But while immigration reform will likely help improve the bargaining power of undocumented construction workers, activists argue that more is needed to ensure they enjoy protections similar to their unionized peers. A particularly glaring issue is a lack of enforcement of safety regulations.

Even if undocumented immigrants don’t have to fear deportation, they still tend to have little job security and might still be reluctant to report unsafe conditions so as not to antagonize employers. Moreover, a lack of training and language barriers mean many workers don’t know what kind of safety regulations are mandatory, according to workers and activists.

New York State requires all construction workers to complete a 10-hour safety training by the Occupational Safety and Health Administration (OSHA), and its controversial Scaffold Law holds employers accountable for all fall-related injuries on their sites—regardless of whether they were actually at fault.

But while the laws are strict, enforcement is lacking. OSHA, the government body responsible for ensuring safe working conditions, is notoriously understaffed, leaving many sites uninspected. Moreover, its fines and temporary work-stop orders often do little to deter bad behavior and OSHA’s list of repeat offenders is long. According to activists, a flourishing black market for fake OSHA-10 training certificates has sprung up. A report by the advocacy group Public Citizen found that 72 percent of construction-site deaths in New York City in 2011 and 2012 occurred on sites where workers had not participated in state-approved safety training.

NGOs have filled some of that vacuum. The Brooklyn-based Worker’s Justice Project, for example, acts as a kind of union surrogate for immigrants, offering OSHA-10 classes, conducting safety audits of sites and bargaining with employers to ensure workers receive adequate wages. Ligia Guallpa, the daughter of a former construction worker who immigrated from Ecuador, runs the NGO out of a shipping container turned makeshift office in Bensonhurst. She is currently arranging legal help for Pablo, who hopes to be compensated for his injuries.

But NGOs still only reach a fraction of the workforce. In order to ensure safe conditions for all workers, stricter laws and public oversight are needed, activists argue. NYCOSH’s 2014 report on workplace deaths calls for an increase in the number of public safety inspectors and a minimum $50,000 fine for any safety violation that causes the death of a worker.

In the meantime, many undocumented immigrants are trapped with two bad choices: complain about unsafe conditions and risk getting fired, or keep working and risk a potentially devastating injury. Jose, a 31-year-old undocumented immigrant from Ecuador, chose the former option and hasn’t regretted it.

Jose spent the past spring installing floors in a high-rise luxury condo building in downtown Manhattan. He recalls carrying heavy plywood planks on the building’s 23rd floor, trying not to trip over the numerous nails sticking out of the scaffolding.
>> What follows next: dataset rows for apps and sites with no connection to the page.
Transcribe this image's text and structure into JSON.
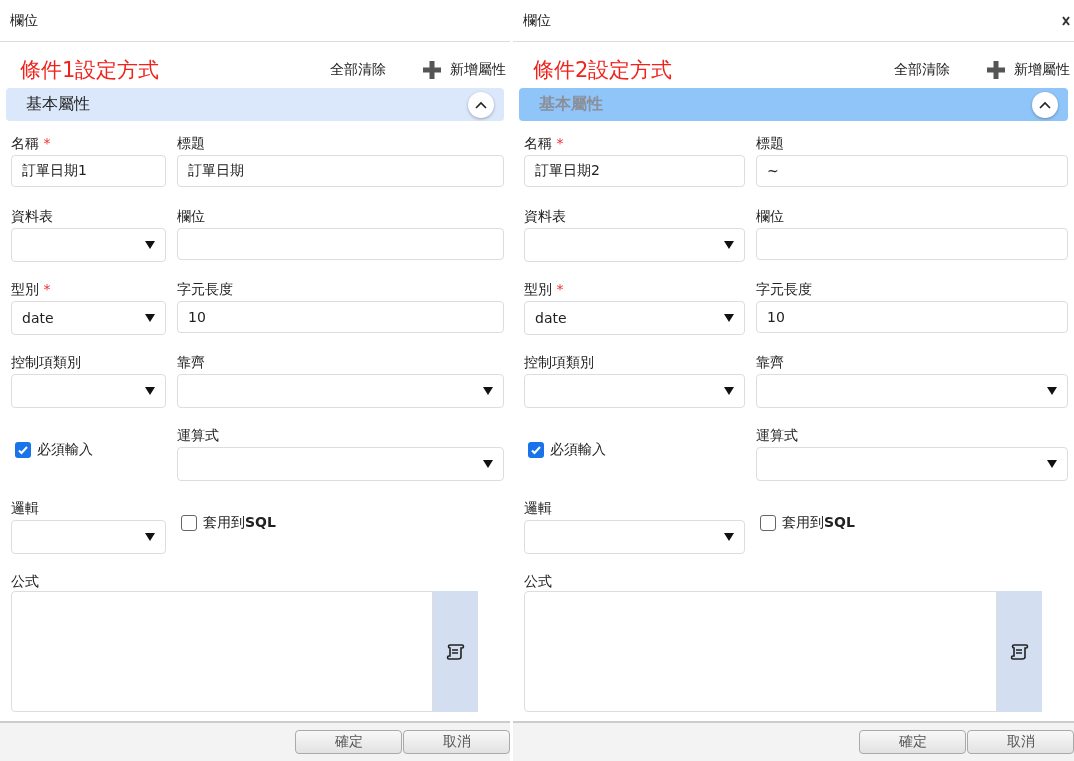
{
  "panels": [
    {
      "title": "欄位",
      "close_button": false,
      "heading": "條件1設定方式",
      "actions": [
        {
          "kind": "text",
          "label": "全部清除"
        },
        {
          "kind": "add",
          "label": "新增屬性"
        }
      ],
      "section": {
        "label": "基本屬性",
        "expanded": true,
        "highlighted": false
      },
      "fields": [
        {
          "kind": "input",
          "label": "名稱",
          "required_mark": "*",
          "value": "訂單日期1"
        },
        {
          "kind": "input",
          "label": "標題",
          "value": "訂單日期"
        },
        {
          "kind": "select",
          "label": "資料表"
        },
        {
          "kind": "input",
          "label": "欄位"
        },
        {
          "kind": "select",
          "label": "型別",
          "required_mark": "*",
          "value": "date"
        },
        {
          "kind": "input",
          "label": "字元長度",
          "value": "10"
        },
        {
          "kind": "select",
          "label": "控制項類別"
        },
        {
          "kind": "select",
          "label": "靠齊"
        },
        {
          "kind": "checkbox",
          "label": "必須輸入",
          "checked": true
        },
        {
          "kind": "select",
          "label": "運算式"
        },
        {
          "kind": "select",
          "label": "邏輯"
        },
        {
          "kind": "checkbox",
          "label": "套用到**SQL**",
          "checked": false
        },
        {
          "kind": "textarea",
          "label": "公式"
        }
      ],
      "buttons": [
        "確定",
        "取消"
      ]
    },
    {
      "title": "欄位",
      "close_button": true,
      "heading": "條件2設定方式",
      "actions": [
        {
          "kind": "text",
          "label": "全部清除"
        },
        {
          "kind": "add",
          "label": "新增屬性"
        }
      ],
      "section": {
        "label": "基本屬性",
        "expanded": true,
        "highlighted": true
      },
      "fields": [
        {
          "kind": "input",
          "label": "名稱",
          "required_mark": "*",
          "value": "訂單日期2"
        },
        {
          "kind": "input",
          "label": "標題",
          "value": "~"
        },
        {
          "kind": "select",
          "label": "資料表"
        },
        {
          "kind": "input",
          "label": "欄位"
        },
        {
          "kind": "select",
          "label": "型別",
          "required_mark": "*",
          "value": "date"
        },
        {
          "kind": "input",
          "label": "字元長度",
          "value": "10"
        },
        {
          "kind": "select",
          "label": "控制項類別"
        },
        {
          "kind": "select",
          "label": "靠齊"
        },
        {
          "kind": "checkbox",
          "label": "必須輸入",
          "checked": true
        },
        {
          "kind": "select",
          "label": "運算式"
        },
        {
          "kind": "select",
          "label": "邏輯"
        },
        {
          "kind": "checkbox",
          "label": "套用到**SQL**",
          "checked": false
        },
        {
          "kind": "textarea",
          "label": "公式"
        }
      ],
      "buttons": [
        "確定",
        "取消"
      ]
    }
  ]
}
He says he was given a harness, but it wasn’t connected to anything.

He repeatedly complained to his employer about the unsafe working conditions, but his co-workers, mainly undocumented immigrants, were loath to join him. “Of course they wouldn’t speak up. Whenever workers started to argue our employer would threaten to fire them and tell them there were many other people that wanted the job,” he said.

Eventually Jose decided to quit the job and has since found a safer construction job on Long Island. “I had arguments with the employer and the foreman. I told them that I’m not their slave and that I’m here to work safely,” he recalled. “I was lucky I didn’t get injured before I left.”